atre that activists saved the movie palace
from the wrecking ball in the 1990s, and
in 2003 it became the American Film
Institute’s screening center.
In 1947, the Hecht Co. opened its
With the opening of the county’s first
first department store outside of Wash-
ington, D.C., at the intersection of Fen-
ton Street and Ellsworth Drive. Other
stores followed, including J.C. Penney
and Sears, Roebuck & Co., making the
downtown a pleasant, walkable destina-
tion for many.
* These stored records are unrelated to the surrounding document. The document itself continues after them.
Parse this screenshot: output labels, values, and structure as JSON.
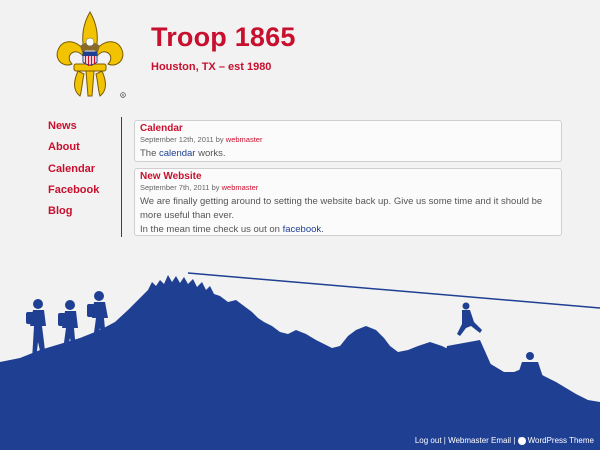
{
  "site": {
    "title": "Troop 1865",
    "tagline": "Houston, TX – est 1980"
  },
  "nav": {
    "items": [
      {
        "label": "News"
      },
      {
        "label": "About"
      },
      {
        "label": "Calendar"
      },
      {
        "label": "Facebook"
      },
      {
        "label": "Blog"
      }
    ]
  },
  "posts": [
    {
      "title": "Calendar",
      "date": "September 12th, 2011",
      "by": "by",
      "author": "webmaster",
      "body_prefix": "The ",
      "body_link": "calendar",
      "body_suffix": " works."
    },
    {
      "title": "New Website",
      "date": "September 7th, 2011",
      "by": "by",
      "author": "webmaster",
      "body_line1": "We are finally getting around to setting the website back up. Give us some time and it should be more useful than ever.",
      "body_line2_prefix": "In the mean time check us out on ",
      "body_line2_link": "facebook",
      "body_line2_suffix": "."
    }
  ],
  "footer": {
    "logout": "Log out",
    "sep1": " | ",
    "email": "Webmaster Email",
    "sep2": " | ",
    "theme": "WordPress Theme"
  },
  "colors": {
    "brand_red": "#c8102e",
    "brand_blue": "#1f3f93",
    "background": "#f2f2f2"
  },
  "icons": {
    "logo": "fleur-de-lis-scout-emblem",
    "footer": "wordpress-icon"
  }
}
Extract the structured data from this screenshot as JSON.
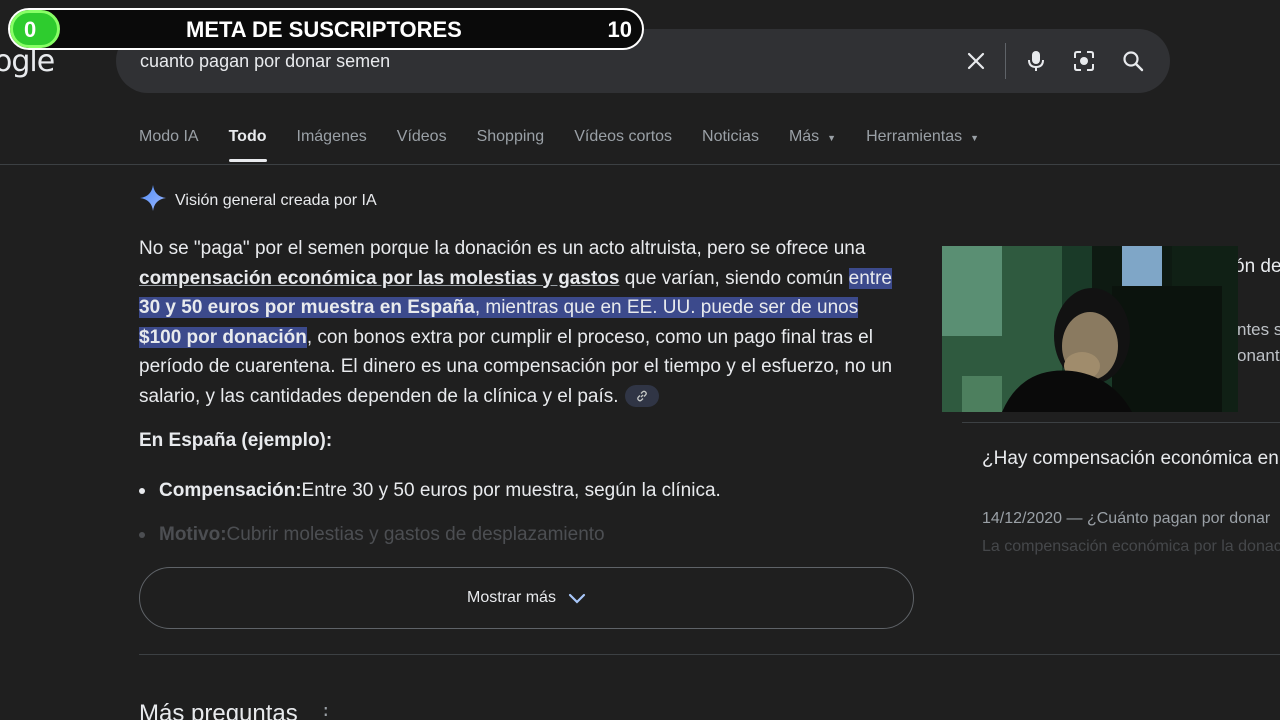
{
  "logo": {
    "text": "ogle"
  },
  "search": {
    "query": "cuanto pagan por donar semen"
  },
  "icons": {
    "clear": "close-icon",
    "voice": "mic-icon",
    "lens": "lens-icon",
    "search": "search-icon"
  },
  "goal": {
    "title": "META DE SUSCRIPTORES",
    "start": "0",
    "end": "10"
  },
  "tabs": [
    {
      "label": "Modo IA"
    },
    {
      "label": "Todo"
    },
    {
      "label": "Imágenes"
    },
    {
      "label": "Vídeos"
    },
    {
      "label": "Shopping"
    },
    {
      "label": "Vídeos cortos"
    },
    {
      "label": "Noticias"
    },
    {
      "label": "Más"
    },
    {
      "label": "Herramientas"
    }
  ],
  "ai": {
    "header": "Visión general creada por IA",
    "p1": "No se \"paga\" por el semen porque la donación es un acto altruista, pero se ofrece una ",
    "p1_bold": "compensación económica por las molestias y gastos",
    "p1_rest": " que varían, siendo común ",
    "hl_pre": "entre ",
    "hl_bold1": "30 y 50 euros por muestra en España",
    "hl_mid": ", mientras que en EE. UU. puede ser de unos ",
    "hl_bold2": "$100 por donación",
    "p2": ", con bonos extra por cumplir el proceso, como un pago final tras el período de cuarentena. El dinero es una compensación por el tiempo y el esfuerzo, no un salario, y las cantidades dependen de la clínica y el país.",
    "section_title": "En España (ejemplo):",
    "bullet1_label": "Compensación:",
    "bullet1_text": " Entre 30 y 50 euros por muestra, según la clínica.",
    "bullet2_label": "Motivo:",
    "bullet2_text": " Cubrir molestias y gastos de desplazamiento",
    "show_more": "Mostrar más"
  },
  "more_questions": "Más preguntas",
  "right": {
    "fragment_a": "ón de",
    "fragment_b": "ntes s",
    "fragment_c": "onante",
    "question": "¿Hay compensación económica en la donación de esperma?",
    "snippet_date": "14/12/2020 — ¿Cuánto pagan por donar",
    "snippet_2": "La compensación económica por la donación"
  }
}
Restaurants and specialty
establishments completed the mix.
Meanwhile, Montgomery Blair High
School gained a certain mystique thanks
to high academic achievement, athletic
victories and standout graduates includ-
ing Goldie Hawn, Ben Stein, Connie
Chung and Carl Bernstein (the last of
whom nearly flunked out).
As with many communities, the good
times began to fade in the 1970s. Whea-
ton Plaza and the Beltway had opened,
shifting traffic and business away from
Georgia, Colesville and other main
streets. Crime became a major concern.
Metro station in 1978, however, the scene
was set for a downtown revival. There
were a few missteps, notably a proposed
mega mall to be named, with no sense
of irony, the “American Dream.” But in
1999, county leaders broke ground for a
redevelopment plan that created pedes-
trian streets and brought major busi-
nesses to the area.
“For a while, it looked like downtown
Silver Spring would remain a ghost town
forever,” Gottlieb, the filmmaker, says.
“Now there’s foot traffic again, a sense of
life on the streets—like we used to have in
the old days, but in an updated setting.” n
People in the neighborhood are really
involved in their kids’ schools, in the local
community, in environmental issues. You
see a lot of that grassroots involvement.
Many of us know our elected official. If we
need a stop sign or a sidewalk, we know
who to call. Everyone is very engaged.
Director of public affairs and communications,
Purple Line Transit Partners